Toward an Ethics of Aliveness
In this essay I will explore the possibility of an objective ecological ethics. To do this, I follow the embodied ethos of relationships: meaningful expression and mutual sharing occuring in living organisms and systems. Living beings on various levels of identity (cellular selves, individuals, and ecosystems) strive toward increased aliveness. They are self-healing, and generate meaningful relationships, all without the need or interference of human ethical thinking. Ecosystems tend toward complexity and organisms tend to avoid their own destruction.
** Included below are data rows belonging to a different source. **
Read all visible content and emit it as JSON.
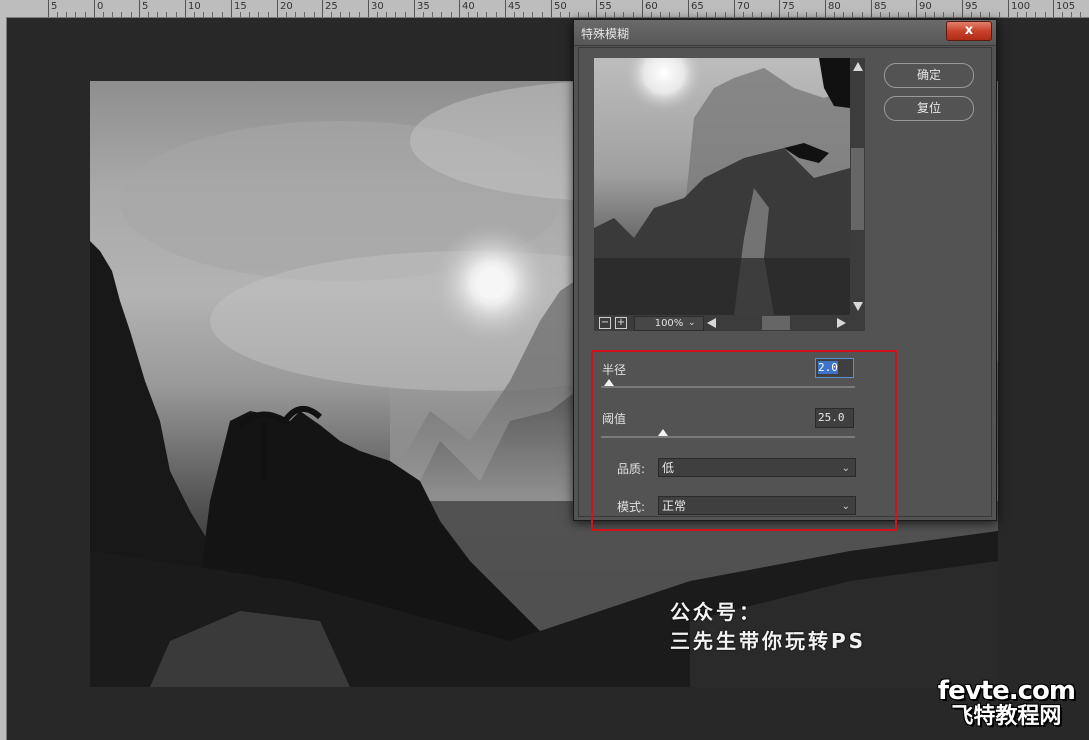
{
  "ruler": {
    "labels": [
      "5",
      "0",
      "5",
      "10",
      "15",
      "20",
      "25",
      "30",
      "35",
      "40",
      "45",
      "50",
      "55",
      "60",
      "65",
      "70",
      "75",
      "80",
      "85",
      "90",
      "95",
      "100",
      "105"
    ]
  },
  "canvas": {
    "watermark_line1": "公众号：",
    "watermark_line2": "三先生带你玩转PS",
    "site_domain": "fevte.com",
    "site_name": "飞特教程网"
  },
  "dialog": {
    "title": "特殊模糊",
    "close_label": "x",
    "ok_label": "确定",
    "reset_label": "复位",
    "preview": {
      "zoom_out": "−",
      "zoom_in": "+",
      "zoom_level": "100%"
    },
    "radius": {
      "label": "半径",
      "value": "2.0",
      "fraction": 0.03
    },
    "threshold": {
      "label": "阈值",
      "value": "25.0",
      "fraction": 0.245
    },
    "quality": {
      "label": "品质:",
      "value": "低"
    },
    "mode": {
      "label": "模式:",
      "value": "正常"
    }
  },
  "colors": {
    "highlight_box": "#d2141a",
    "close_button": "#c8412b",
    "active_input": "#3d74c9"
  }
}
Both tendencies create “natural values” – values not extractable into abstraction, yet nonetheless fundamentally embodied in the actions of living beings and living systems. An ethics based on these principles (or insights) is inclusive in that it can be conceived as a sort of “poetic objectivity”. Here the ethically good is the increase in “aliveness”, which can be shared by other beings, and which is only possible as “being through the other”. Aliveness is ineffable and cannot be extracted analytically. Hence it is objective only in a poetic sense that can be shared through participation. An ethics of poetic objectivity leaves room to negotiate individual relationships and narratives while providing goodness as an encompassing context tuning into the degree of sharing and mutual inspiration to be more alive. The natural values generated by sharing transformative relationships produce the whole of nature as an “ethical commons”. Its principles can be instructive in reorganising human exchange on ethical and economical levels.